The Greatest Buying Opportunity of our Lifetimes?

A record drop in home prices combined with record low mortgage rates, may result in 2009 being the best time to buy a home since the Great Depression.

BLOOMFIELD, MI – With record drops in home prices (from their peaks) combined with record low interest rates, 2009 may go down in history as the best time to buy real estate in our lifetimes.

Of course, many real estate agents ALWAYS say it’s a great time to buy real estate as their income depends on selling homes. But, The Housing Affordability Index (HAI) chart here supports their claims this time. It shows that nationally, this is the best time to buy a home since 1971, when this data started being tracked. The index takes into account housing prices, mortgage rates and wage income to determine affordability for first time buyers with no home to sell.

The experts who publish the Case-Shiller Index are predicting that housing prices will continue to fall in 2009. So many home buyers may be tempted to wait until housing prices bottom out before buying.

Two challenges with that line of thinking:

1.) Wages are expected to also fall due to rising unemployment. As more and more workers are laid off, people will compete for the fewer remaining jobs, allowing employers to lower wages. Mortgage rates will also increase at some point in response to all the bailout money the government is spending. Both of these factors work against the benefits of falling housing prices. So, there’s no way to predict where the index will go in the future.
2.) Timing the bottom of the housing market is almost impossible. Did you know when the housing market peaked? None of the experts did. So, it’s safe to assume no one’s going to be able to predict the bottom of the market until AFTER it’s rebounded.

So, what should a potential home buyer do?

The best advice I can give a buyer is to make sure YOU know your budget and don’t spend every penny of savings to get into a home. Then forget about timing the market and go buy a home. Just be careful.

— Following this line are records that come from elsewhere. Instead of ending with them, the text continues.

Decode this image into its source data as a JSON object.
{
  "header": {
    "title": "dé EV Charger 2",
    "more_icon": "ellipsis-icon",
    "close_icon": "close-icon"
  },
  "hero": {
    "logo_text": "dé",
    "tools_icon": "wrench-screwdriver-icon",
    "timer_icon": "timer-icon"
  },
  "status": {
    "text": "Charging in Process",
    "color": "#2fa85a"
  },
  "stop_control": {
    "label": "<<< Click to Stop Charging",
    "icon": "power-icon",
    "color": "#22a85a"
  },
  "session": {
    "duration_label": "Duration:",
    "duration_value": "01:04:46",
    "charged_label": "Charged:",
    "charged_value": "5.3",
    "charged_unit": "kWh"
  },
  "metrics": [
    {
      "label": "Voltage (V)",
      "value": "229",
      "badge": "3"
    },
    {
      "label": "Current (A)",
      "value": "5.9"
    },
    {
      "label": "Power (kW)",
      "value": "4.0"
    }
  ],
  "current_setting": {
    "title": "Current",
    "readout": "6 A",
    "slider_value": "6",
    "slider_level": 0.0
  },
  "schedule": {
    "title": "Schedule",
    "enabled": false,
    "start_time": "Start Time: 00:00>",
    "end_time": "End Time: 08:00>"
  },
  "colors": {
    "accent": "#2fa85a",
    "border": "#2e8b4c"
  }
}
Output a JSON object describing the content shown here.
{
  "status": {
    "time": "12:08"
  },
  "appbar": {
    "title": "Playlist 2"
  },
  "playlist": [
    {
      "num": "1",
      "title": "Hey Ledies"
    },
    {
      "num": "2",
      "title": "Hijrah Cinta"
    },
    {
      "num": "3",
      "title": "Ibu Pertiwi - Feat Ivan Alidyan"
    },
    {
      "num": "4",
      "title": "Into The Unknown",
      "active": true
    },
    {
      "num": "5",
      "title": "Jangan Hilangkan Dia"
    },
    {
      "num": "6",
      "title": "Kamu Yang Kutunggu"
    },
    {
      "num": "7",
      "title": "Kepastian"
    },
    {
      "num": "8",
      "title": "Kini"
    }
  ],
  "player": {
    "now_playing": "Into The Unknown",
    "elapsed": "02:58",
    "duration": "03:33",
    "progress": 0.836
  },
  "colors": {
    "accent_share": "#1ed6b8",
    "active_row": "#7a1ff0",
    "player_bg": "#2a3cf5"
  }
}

I’m always amazed that buyers come to me and are perfectly willing to let ME to tell them what THEY can AFFORD! Folks, you should know your budget way BETTER than me! All I, or any mortgage person, can do is tell you the MAXIMUM amount of trouble we can get you into. The industry methods of determining your maximum amount, don’t even take into account how many children you have! It’s common sense the more children you have the tighter your budget. Homebuyers should determine a maximum monthly housing payment (including property taxes & insurance) their budget can comfortably support, BEFORE talking to a mortgage person. If you feel you need help determining a solid budget, there are plenty of nonprofit organizations waiting to help you.

With the uncertain job markets, the lending industry is requiring more homebuyers to have emergency reserves to qualify for a mortgage. Again, some common sense is needed here. Buying a home and living paycheck-to-paycheck is a recipe for disaster! Unexpected things go wrong with homes all the time and cost money to fix. If you buy a foreclosed home, you buy it as-is. The greatest home inspector in the world can’t catch everything, nor should they be expected to. Likewise, the best home warranty won’t cover everything. So make sure you have some savings to fall back on if something breaks or if there’s a job layoff.

Nothing’s sadder in real estate than to see a foreclosed property get foreclosed on again.

Today’s real estate market offers great opportunities. Homebuyers need to hire the best qualified real estate agent and mortgage professional they can find, to help them minimize their chances of becoming another foreclosure statistic and instead, properly take advantage of the chance of a lifetime.

1 comment:

  1. Very good advice, Drew. Nobody will be able to time the bottom. There are wonderful opportunities out there. I have some of them listed ;-)

    And I agree wholeheartedly about hiring an agent and mortgage professional who know what they are doing. It pains me when I see buyers (not mine) who are getting poor advice on how to handle a purchase. The mistake is far too costly.

    Your blog is a great resource. Keep it up.